I'll be perfectly honest: I don't do handheld gaming. The screens are too small, the devices are too large and I remain convinced the experiences to be had on handhelds are - at best - watered-down versions of those to be had on other, TV-based platforms. And playing games on my big screen TV doesn't remind me of the fact my eyes are more than three decades old and getting older.
Also, I don't take public transportation, so I don't have much occasion to play games away from my more comfortable gaming setup. And I don't believe in playing games on the toilet. I know some of you do; don't pretend. I've heard the clicks and bleeps in the stall next to me. But I don't do it. The idea of holding the thing in my hands again afterwards ... no thank you. So I don't do handheld gaming.
Except now I apparently do.
The one place I ever seriously considered playing with a handheld device is on the airplane. And I've been spending a lot of time on those of late, from family reunions to game conventions. My former SOP was reading a book on the long flights to anywhere from North Carolina, but I'm so particular about what I read I expended my ammunition of interesting reads some time late last year. Plus, sometimes you just don't want to read a book. Or at least I don't.
Magazines are great for a while, but even Esquire gets tedious after the initial ascent, and Runner's World only contains so many insights. I can't write on planes, so that's out. Not sure why, but part of the reason is the nearness of so many other people. I get squidgy writing in the office with the occasional passing co-worker peering over my shoulder, so pouring out my deepest thoughts while a total stranger sits a millimeter to my left breathing my air is a bit overwhelming. Anything written in that environment inevitably turns into:
allworkandnoplaymakesjackadullboy. allworkandnoplaymakesjackadullboy. allworkandnoplaymakesjackadullboy allworjkandnoplaymakesjackadullboy. allworkandnoplaymakesjackadullboy.allworkandnoplaymakesjackadullboy.
So this winter, with a number of flights still on my schedule and very little entertainment in my carryon bag with which to pass the time, I turned to handheld gaming.

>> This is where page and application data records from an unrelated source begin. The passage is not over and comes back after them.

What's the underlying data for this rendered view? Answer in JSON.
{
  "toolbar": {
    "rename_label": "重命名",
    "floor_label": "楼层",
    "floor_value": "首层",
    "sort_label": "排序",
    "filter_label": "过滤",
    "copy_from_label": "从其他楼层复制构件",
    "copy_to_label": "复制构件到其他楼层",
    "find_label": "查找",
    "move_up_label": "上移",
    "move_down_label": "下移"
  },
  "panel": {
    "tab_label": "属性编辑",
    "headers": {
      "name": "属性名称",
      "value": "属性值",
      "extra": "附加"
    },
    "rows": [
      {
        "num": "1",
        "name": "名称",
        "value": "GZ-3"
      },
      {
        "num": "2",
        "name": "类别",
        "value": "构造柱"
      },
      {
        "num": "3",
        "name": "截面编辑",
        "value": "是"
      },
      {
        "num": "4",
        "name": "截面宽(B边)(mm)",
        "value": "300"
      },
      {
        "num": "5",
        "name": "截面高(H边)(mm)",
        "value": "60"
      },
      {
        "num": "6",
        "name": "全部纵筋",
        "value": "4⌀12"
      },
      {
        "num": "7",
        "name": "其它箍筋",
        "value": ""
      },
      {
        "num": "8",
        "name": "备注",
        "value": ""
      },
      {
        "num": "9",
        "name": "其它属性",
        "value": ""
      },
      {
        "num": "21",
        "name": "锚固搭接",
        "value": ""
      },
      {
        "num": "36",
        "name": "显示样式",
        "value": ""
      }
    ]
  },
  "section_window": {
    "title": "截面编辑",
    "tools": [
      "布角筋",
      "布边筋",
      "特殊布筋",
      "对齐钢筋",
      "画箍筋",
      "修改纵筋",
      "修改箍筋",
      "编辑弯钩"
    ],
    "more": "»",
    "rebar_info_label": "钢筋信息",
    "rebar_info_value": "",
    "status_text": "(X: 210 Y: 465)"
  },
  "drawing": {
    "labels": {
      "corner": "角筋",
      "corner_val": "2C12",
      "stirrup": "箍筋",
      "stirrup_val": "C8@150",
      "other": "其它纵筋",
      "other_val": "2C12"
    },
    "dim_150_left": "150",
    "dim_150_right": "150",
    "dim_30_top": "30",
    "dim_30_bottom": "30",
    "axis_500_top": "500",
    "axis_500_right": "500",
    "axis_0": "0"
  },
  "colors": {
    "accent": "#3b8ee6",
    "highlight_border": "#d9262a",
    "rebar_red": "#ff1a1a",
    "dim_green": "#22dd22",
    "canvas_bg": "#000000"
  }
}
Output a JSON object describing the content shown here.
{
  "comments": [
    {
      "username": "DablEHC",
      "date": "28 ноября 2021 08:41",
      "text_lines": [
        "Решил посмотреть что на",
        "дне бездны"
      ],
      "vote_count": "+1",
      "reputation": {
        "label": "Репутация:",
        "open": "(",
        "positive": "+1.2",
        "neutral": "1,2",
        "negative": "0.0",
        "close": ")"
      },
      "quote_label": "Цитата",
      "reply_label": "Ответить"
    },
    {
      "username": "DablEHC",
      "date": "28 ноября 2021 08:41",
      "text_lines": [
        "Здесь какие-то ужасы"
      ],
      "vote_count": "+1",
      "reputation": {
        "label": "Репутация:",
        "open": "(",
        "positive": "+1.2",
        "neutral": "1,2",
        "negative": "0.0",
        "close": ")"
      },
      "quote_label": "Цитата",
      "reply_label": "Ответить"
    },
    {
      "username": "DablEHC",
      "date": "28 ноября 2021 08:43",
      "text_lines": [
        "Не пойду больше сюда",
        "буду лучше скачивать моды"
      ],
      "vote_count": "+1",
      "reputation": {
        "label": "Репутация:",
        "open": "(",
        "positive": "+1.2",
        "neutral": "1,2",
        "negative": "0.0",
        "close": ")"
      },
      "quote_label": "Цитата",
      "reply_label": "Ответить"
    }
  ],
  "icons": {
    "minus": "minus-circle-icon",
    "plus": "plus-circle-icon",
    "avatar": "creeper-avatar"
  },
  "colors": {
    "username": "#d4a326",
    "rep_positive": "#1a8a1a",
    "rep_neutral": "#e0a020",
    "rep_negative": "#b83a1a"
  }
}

Or tried to anyway. Inspired by my successes with Puzzle Quest on the Xbox 360, I figured that would be a perfect point of entry into the DS. Trouble was I couldn't find a Nintendo DS to save my life. So I borrowed one. This worked perfectly until I had to give it back. Suddenly I was ruing the fact I'd waited until everyone else and their monkey decided to buy a DS to buy one of my own. Thank Vishnu for the internet.
Utilizing a service designed to alert you the exact moment a particular item goes on sale at any of a number of online retailers, my lovely assistant found me exactly what I was looking for just in time to take it on the plane with me to D.I.C.E. last month. To celebrate, I bought Chibi Robo: Park Patrol.
First, a word about Wal-Mart. You may not be aware (I wasn't), but Chibi Robo: Park Patrol is a Wal-Mart exclusive, meaning you can't buy it anywhere else. Meaning, if you want to buy it you have to go to Wal-Mart. No, I'm not kidding. I wish I were. Yes, I'll get to why I wanted that particular game in a minute. For now: Wal-Mart. Focus.
Just like I don't do handheld gaming, I don't do Wal-Mart. Yes, I know everything is cheaper there, and yes, I know they have everything. But I don't shop there. What can I say, I'm a snob. I don't mind paying a few extra dollars to not feel like I'm buying house wares in a third-world country. And don't even get me started on the food. If you're buying food at Wal-Mart, it's time to seriously reevaluate your priorities.. Nevertheless, I wanted Chibi Robo: Park Patrol, and I didn't want to wait for delivery from the online store. So I had to go. I won't lie, I carried a knife.